“Santos clearly rode Uribe’s coattails,” said Cynthia Arnson, director of the Latin America program at the Woodrow Wilson International Center for Scholars in Washington. “However, the surge in support for Mockus toward the end of the campaign sends a strong signal that Colombians also want respect for the rule of law, not just a strong hand.”
Santos’ pledge to crush the FARC, while resonating with voters, may worsen already tense relations with Colombia’s neighbors, analysts said.
Venezuelan President Hugo Chavez, who ordered tanks to the border in response to the raid in Ecuador, said yesterday he hopes “God illuminates the Colombian people so they elect a government that’s not a mafia and doesn’t attack its neighbors.” A judge in Ecuador has requested Santos’ arrest.
Santos, if elected, will have big shoes to fill, said Stebbings. Uribe’s approval rating stands at 63 percent after more than seven years in office.

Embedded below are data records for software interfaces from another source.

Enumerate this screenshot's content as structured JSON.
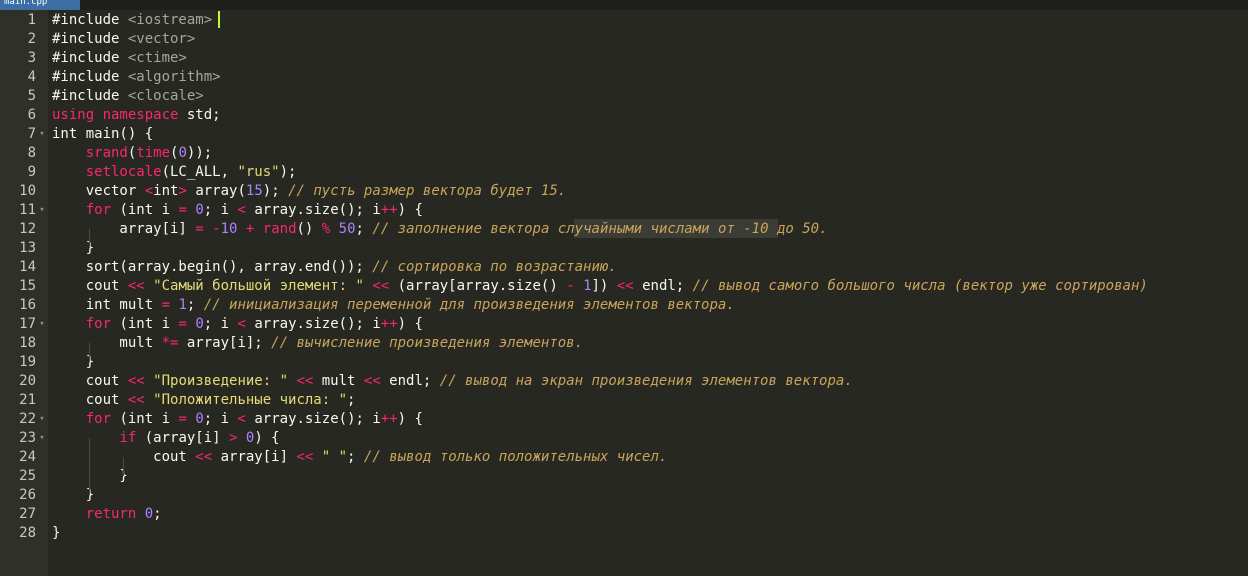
{
  "tab": {
    "label": "main.cpp"
  },
  "lines": [
    {
      "n": "1",
      "fold": "",
      "t": [
        {
          "c": "#include "
        },
        {
          "s": "inc",
          "c": "<iostream>"
        }
      ]
    },
    {
      "n": "2",
      "fold": "",
      "t": [
        {
          "c": "#include "
        },
        {
          "s": "inc",
          "c": "<vector>"
        }
      ]
    },
    {
      "n": "3",
      "fold": "",
      "t": [
        {
          "c": "#include "
        },
        {
          "s": "inc",
          "c": "<ctime>"
        }
      ]
    },
    {
      "n": "4",
      "fold": "",
      "t": [
        {
          "c": "#include "
        },
        {
          "s": "inc",
          "c": "<algorithm>"
        }
      ]
    },
    {
      "n": "5",
      "fold": "",
      "t": [
        {
          "c": "#include "
        },
        {
          "s": "inc",
          "c": "<clocale>"
        }
      ]
    },
    {
      "n": "6",
      "fold": "",
      "t": [
        {
          "s": "kw",
          "c": "using namespace"
        },
        {
          "c": " std;"
        }
      ]
    },
    {
      "n": "7",
      "fold": "▾",
      "t": [
        {
          "c": "int main() {"
        }
      ]
    },
    {
      "n": "8",
      "fold": "",
      "t": [
        {
          "c": "    "
        },
        {
          "s": "fn",
          "c": "srand"
        },
        {
          "c": "("
        },
        {
          "s": "fn",
          "c": "time"
        },
        {
          "c": "("
        },
        {
          "s": "num",
          "c": "0"
        },
        {
          "c": "));"
        }
      ]
    },
    {
      "n": "9",
      "fold": "",
      "t": [
        {
          "c": "    "
        },
        {
          "s": "fn",
          "c": "setlocale"
        },
        {
          "c": "(LC_ALL, "
        },
        {
          "s": "str",
          "c": "\"rus\""
        },
        {
          "c": ");"
        }
      ]
    },
    {
      "n": "10",
      "fold": "",
      "t": [
        {
          "c": "    vector "
        },
        {
          "s": "op",
          "c": "<"
        },
        {
          "c": "int"
        },
        {
          "s": "op",
          "c": ">"
        },
        {
          "c": " array("
        },
        {
          "s": "num",
          "c": "15"
        },
        {
          "c": "); "
        },
        {
          "s": "cm",
          "c": "// пусть размер вектора будет 15."
        }
      ]
    },
    {
      "n": "11",
      "fold": "▾",
      "t": [
        {
          "c": "    "
        },
        {
          "s": "kw",
          "c": "for"
        },
        {
          "c": " (int i "
        },
        {
          "s": "op",
          "c": "="
        },
        {
          "c": " "
        },
        {
          "s": "num",
          "c": "0"
        },
        {
          "c": "; i "
        },
        {
          "s": "op",
          "c": "<"
        },
        {
          "c": " array.size(); i"
        },
        {
          "s": "op",
          "c": "++"
        },
        {
          "c": ") {"
        }
      ]
    },
    {
      "n": "12",
      "fold": "",
      "t": [
        {
          "c": "        array[i] "
        },
        {
          "s": "op",
          "c": "="
        },
        {
          "c": " "
        },
        {
          "s": "op",
          "c": "-"
        },
        {
          "s": "num",
          "c": "10"
        },
        {
          "c": " "
        },
        {
          "s": "op",
          "c": "+"
        },
        {
          "c": " "
        },
        {
          "s": "fn",
          "c": "rand"
        },
        {
          "c": "() "
        },
        {
          "s": "op",
          "c": "%"
        },
        {
          "c": " "
        },
        {
          "s": "num",
          "c": "50"
        },
        {
          "c": "; "
        },
        {
          "s": "cm",
          "c": "// заполнение вектора случайными числами от -10 до 50."
        }
      ]
    },
    {
      "n": "13",
      "fold": "",
      "t": [
        {
          "c": "    }"
        }
      ]
    },
    {
      "n": "14",
      "fold": "",
      "t": [
        {
          "c": "    sort(array.begin(), array.end()); "
        },
        {
          "s": "cm",
          "c": "// сортировка по возрастанию."
        }
      ]
    },
    {
      "n": "15",
      "fold": "",
      "t": [
        {
          "c": "    cout "
        },
        {
          "s": "op",
          "c": "<<"
        },
        {
          "c": " "
        },
        {
          "s": "str",
          "c": "\"Самый большой элемент: \""
        },
        {
          "c": " "
        },
        {
          "s": "op",
          "c": "<<"
        },
        {
          "c": " (array[array.size() "
        },
        {
          "s": "op",
          "c": "-"
        },
        {
          "c": " "
        },
        {
          "s": "num",
          "c": "1"
        },
        {
          "c": "]) "
        },
        {
          "s": "op",
          "c": "<<"
        },
        {
          "c": " endl; "
        },
        {
          "s": "cm",
          "c": "// вывод самого большого числа (вектор уже сортирован)"
        }
      ]
    },
    {
      "n": "16",
      "fold": "",
      "t": [
        {
          "c": "    int mult "
        },
        {
          "s": "op",
          "c": "="
        },
        {
          "c": " "
        },
        {
          "s": "num",
          "c": "1"
        },
        {
          "c": "; "
        },
        {
          "s": "cm",
          "c": "// инициализация переменной для произведения элементов вектора."
        }
      ]
    },
    {
      "n": "17",
      "fold": "▾",
      "t": [
        {
          "c": "    "
        },
        {
          "s": "kw",
          "c": "for"
        },
        {
          "c": " (int i "
        },
        {
          "s": "op",
          "c": "="
        },
        {
          "c": " "
        },
        {
          "s": "num",
          "c": "0"
        },
        {
          "c": "; i "
        },
        {
          "s": "op",
          "c": "<"
        },
        {
          "c": " array.size(); i"
        },
        {
          "s": "op",
          "c": "++"
        },
        {
          "c": ") {"
        }
      ]
    },
    {
      "n": "18",
      "fold": "",
      "t": [
        {
          "c": "        mult "
        },
        {
          "s": "op",
          "c": "*="
        },
        {
          "c": " array[i]; "
        },
        {
          "s": "cm",
          "c": "// вычисление произведения элементов."
        }
      ]
    },
    {
      "n": "19",
      "fold": "",
      "t": [
        {
          "c": "    }"
        }
      ]
    },
    {
      "n": "20",
      "fold": "",
      "t": [
        {
          "c": "    cout "
        },
        {
          "s": "op",
          "c": "<<"
        },
        {
          "c": " "
        },
        {
          "s": "str",
          "c": "\"Произведение: \""
        },
        {
          "c": " "
        },
        {
          "s": "op",
          "c": "<<"
        },
        {
          "c": " mult "
        },
        {
          "s": "op",
          "c": "<<"
        },
        {
          "c": " endl; "
        },
        {
          "s": "cm",
          "c": "// вывод на экран произведения элементов вектора."
        }
      ]
    },
    {
      "n": "21",
      "fold": "",
      "t": [
        {
          "c": "    cout "
        },
        {
          "s": "op",
          "c": "<<"
        },
        {
          "c": " "
        },
        {
          "s": "str",
          "c": "\"Положительные числа: \""
        },
        {
          "c": ";"
        }
      ]
    },
    {
      "n": "22",
      "fold": "▾",
      "t": [
        {
          "c": "    "
        },
        {
          "s": "kw",
          "c": "for"
        },
        {
          "c": " (int i "
        },
        {
          "s": "op",
          "c": "="
        },
        {
          "c": " "
        },
        {
          "s": "num",
          "c": "0"
        },
        {
          "c": "; i "
        },
        {
          "s": "op",
          "c": "<"
        },
        {
          "c": " array.size(); i"
        },
        {
          "s": "op",
          "c": "++"
        },
        {
          "c": ") {"
        }
      ]
    },
    {
      "n": "23",
      "fold": "▾",
      "t": [
        {
          "c": "        "
        },
        {
          "s": "kw",
          "c": "if"
        },
        {
          "c": " (array[i] "
        },
        {
          "s": "op",
          "c": ">"
        },
        {
          "c": " "
        },
        {
          "s": "num",
          "c": "0"
        },
        {
          "c": ") {"
        }
      ]
    },
    {
      "n": "24",
      "fold": "",
      "t": [
        {
          "c": "            cout "
        },
        {
          "s": "op",
          "c": "<<"
        },
        {
          "c": " array[i] "
        },
        {
          "s": "op",
          "c": "<<"
        },
        {
          "c": " "
        },
        {
          "s": "str",
          "c": "\" \""
        },
        {
          "c": "; "
        },
        {
          "s": "cm",
          "c": "// вывод только положительных чисел."
        }
      ]
    },
    {
      "n": "25",
      "fold": "",
      "t": [
        {
          "c": "        }"
        }
      ]
    },
    {
      "n": "26",
      "fold": "",
      "t": [
        {
          "c": "    }"
        }
      ]
    },
    {
      "n": "27",
      "fold": "",
      "t": [
        {
          "c": "    "
        },
        {
          "s": "kw",
          "c": "return"
        },
        {
          "c": " "
        },
        {
          "s": "num",
          "c": "0"
        },
        {
          "c": ";"
        }
      ]
    },
    {
      "n": "28",
      "fold": "",
      "t": [
        {
          "c": "}"
        }
      ]
    }
  ]
}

When Uribe took office in 2002, murders reached 28,837 a year and there were 2,880 kidnappings. His security policies, backed by $700 million in annual U.S. aid, expanded the armed forces and improved intelligence gathering, helping almost halve the number of murders and slash kidnappings 93 percent by 2009.
The improved security helped attract a record $10.6 billion in foreign investment in 2008 compared with $2.1 billion in 2002. The $242 billion economy grew 7.5 percent in 2007, the fastest pace in 30 years. The peso has strengthened 35 percent against the dollar since 2002, more than all other major Latin American currencies except Brazil’s real.
The IGBC stock index, which has increased 10-fold since Uribe took office, has gained 5.4 percent in dollar terms this year, more than all major regional indexes tracked by Bloomberg.
Still, South America’s fourth-largest economy is emerging from the global financial crisis more slowly than its neighbors. The unemployment rate, at 12.3 percent, is the highest in the region and the International Monetary Fund estimated May 28 that gross domestic product will expand 2.25 percent this year, the lowest after Venezuela, which is still in recession.